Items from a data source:
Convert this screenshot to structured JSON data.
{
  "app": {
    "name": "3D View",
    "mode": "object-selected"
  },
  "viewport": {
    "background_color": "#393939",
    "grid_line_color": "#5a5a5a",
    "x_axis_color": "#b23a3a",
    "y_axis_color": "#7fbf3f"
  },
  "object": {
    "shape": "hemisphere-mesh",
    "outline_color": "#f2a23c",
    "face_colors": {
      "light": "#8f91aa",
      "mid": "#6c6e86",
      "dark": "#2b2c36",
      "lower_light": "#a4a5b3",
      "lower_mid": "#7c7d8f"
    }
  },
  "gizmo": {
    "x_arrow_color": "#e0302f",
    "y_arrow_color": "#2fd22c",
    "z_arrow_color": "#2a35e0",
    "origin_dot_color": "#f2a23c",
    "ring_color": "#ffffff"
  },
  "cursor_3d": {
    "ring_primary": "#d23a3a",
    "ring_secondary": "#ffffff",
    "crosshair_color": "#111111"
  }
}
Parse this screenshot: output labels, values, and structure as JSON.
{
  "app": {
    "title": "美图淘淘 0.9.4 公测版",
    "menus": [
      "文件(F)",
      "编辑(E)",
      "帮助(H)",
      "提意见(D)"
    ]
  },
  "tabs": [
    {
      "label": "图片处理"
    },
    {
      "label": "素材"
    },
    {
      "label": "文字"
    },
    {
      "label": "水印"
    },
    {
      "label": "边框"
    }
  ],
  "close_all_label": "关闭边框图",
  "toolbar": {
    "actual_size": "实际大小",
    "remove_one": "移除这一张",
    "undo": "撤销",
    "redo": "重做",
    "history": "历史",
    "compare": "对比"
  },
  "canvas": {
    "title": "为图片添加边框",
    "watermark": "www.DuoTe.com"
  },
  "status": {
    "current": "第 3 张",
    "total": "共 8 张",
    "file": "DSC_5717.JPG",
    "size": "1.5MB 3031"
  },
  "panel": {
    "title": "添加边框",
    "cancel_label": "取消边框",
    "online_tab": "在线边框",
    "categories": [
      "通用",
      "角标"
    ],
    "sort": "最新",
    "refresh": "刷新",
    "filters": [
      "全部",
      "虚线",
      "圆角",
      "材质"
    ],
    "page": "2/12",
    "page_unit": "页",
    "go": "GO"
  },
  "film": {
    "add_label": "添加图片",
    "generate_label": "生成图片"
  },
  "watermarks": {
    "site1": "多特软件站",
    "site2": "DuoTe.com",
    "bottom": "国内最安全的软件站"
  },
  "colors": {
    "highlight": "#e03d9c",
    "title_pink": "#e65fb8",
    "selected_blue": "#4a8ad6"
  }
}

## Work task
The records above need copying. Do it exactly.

## Solution below
Convert this screenshot to structured JSON data.
{
  "app": {
    "name": "3D View",
    "mode": "object-selected"
  },
  "viewport": {
    "background_color": "#393939",
    "grid_line_color": "#5a5a5a",
    "x_axis_color": "#b23a3a",
    "y_axis_color": "#7fbf3f"
  },
  "object": {
    "shape": "hemisphere-mesh",
    "outline_color": "#f2a23c",
    "face_colors": {
      "light": "#8f91aa",
      "mid": "#6c6e86",
      "dark": "#2b2c36",
      "lower_light": "#a4a5b3",
      "lower_mid": "#7c7d8f"
    }
  },
  "gizmo": {
    "x_arrow_color": "#e0302f",
    "y_arrow_color": "#2fd22c",
    "z_arrow_color": "#2a35e0",
    "origin_dot_color": "#f2a23c",
    "ring_color": "#ffffff"
  },
  "cursor_3d": {
    "ring_primary": "#d23a3a",
    "ring_secondary": "#ffffff",
    "crosshair_color": "#111111"
  }
}
Parse this screenshot: output labels, values, and structure as JSON.
{
  "app": {
    "title": "美图淘淘 0.9.4 公测版",
    "menus": [
      "文件(F)",
      "编辑(E)",
      "帮助(H)",
      "提意见(D)"
    ]
  },
  "tabs": [
    {
      "label": "图片处理"
    },
    {
      "label": "素材"
    },
    {
      "label": "文字"
    },
    {
      "label": "水印"
    },
    {
      "label": "边框"
    }
  ],
  "close_all_label": "关闭边框图",
  "toolbar": {
    "actual_size": "实际大小",
    "remove_one": "移除这一张",
    "undo": "撤销",
    "redo": "重做",
    "history": "历史",
    "compare": "对比"
  },
  "canvas": {
    "title": "为图片添加边框",
    "watermark": "www.DuoTe.com"
  },
  "status": {
    "current": "第 3 张",
    "total": "共 8 张",
    "file": "DSC_5717.JPG",
    "size": "1.5MB 3031"
  },
  "panel": {
    "title": "添加边框",
    "cancel_label": "取消边框",
    "online_tab": "在线边框",
    "categories": [
      "通用",
      "角标"
    ],
    "sort": "最新",
    "refresh": "刷新",
    "filters": [
      "全部",
      "虚线",
      "圆角",
      "材质"
    ],
    "page": "2/12",
    "page_unit": "页",
    "go": "GO"
  },
  "film": {
    "add_label": "添加图片",
    "generate_label": "生成图片"
  },
  "watermarks": {
    "site1": "多特软件站",
    "site2": "DuoTe.com",
    "bottom": "国内最安全的软件站"
  },
  "colors": {
    "highlight": "#e03d9c",
    "title_pink": "#e65fb8",
    "selected_blue": "#4a8ad6"
  }
}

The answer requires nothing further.